- People who live in a flat (the leaseholder);
- Landlords who own the flat/s (the freeholder);
- Landlords who own blocks of flats;
- Flats which are undergoing renovation or are unoccupied.
Flat insurance for people who live in a flat
If you are a leaseholder, then it is your responsibility to ensure that you have appropriate home contents insurance to protect your possessions against loss, theft or damage.
It is the responsibility of the owner of the flat to make sure that the buildings are covered – so, the walls and any communal areas of the property.
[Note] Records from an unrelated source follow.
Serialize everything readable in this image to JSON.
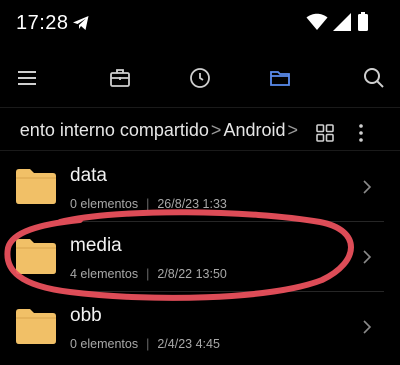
{
  "status_bar": {
    "time": "17:28",
    "icons": [
      "telegram-icon",
      "wifi-icon",
      "signal-icon",
      "battery-icon"
    ]
  },
  "toolbar": {
    "icons": [
      "menu-icon",
      "briefcase-icon",
      "clock-icon",
      "folder-icon",
      "search-icon"
    ],
    "active": "folder-icon",
    "accent_color": "#5b8def"
  },
  "breadcrumb": {
    "items": [
      "Almacenamiento interno compartido",
      "Android"
    ],
    "visible_text": "ento interno compartido",
    "current": "Android",
    "separator": ">"
  },
  "files": [
    {
      "name": "data",
      "count": "0 elementos",
      "date": "26/8/23 1:33"
    },
    {
      "name": "media",
      "count": "4 elementos",
      "date": "2/8/22 13:50"
    },
    {
      "name": "obb",
      "count": "0 elementos",
      "date": "2/4/23 4:45"
    }
  ],
  "colors": {
    "background": "#000000",
    "folder": "#f1c067",
    "annotation": "#f0525e"
  }
}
A grey area, however, is the cover of fixtures and fittings. These are things within your flat such as a fitted kitchen or wardrobe – basically, anything that is fixed to a wall or floor. Damage to or loss of these is generally not covered by your home contents insurance – therefore, you need to make sure that the freeholder’s buildings insurance also covers the fixtures and fittings. You can ask for sight of their policy to check.
Owners of flats / blocks of flats
Your flat insurance not only needs to cover the structure of the building against loss or damage and other risks, but also the communal areas such as hallways etc. There should also be an element of landlords liability insurance too, to protect you against any claims of negligence.
Flats undergoing renovation or which are unoccupied
Blocks of flats undergoing renovation and / or which are unoccupied are typically not covered by your basic buildings insurance. This is because of the increased risks. For example, an empty property is more likely to attract malicious damage. Plus, something like a small leak, which would get noticed when the property is occupied, could cause extensive damage in a short while if it goes unnoticed.
Also, for properties undergoing renovation, there is likely to be expensive builder’s equipment on-site as well as building materials, increasing the risk of break-ins and theft.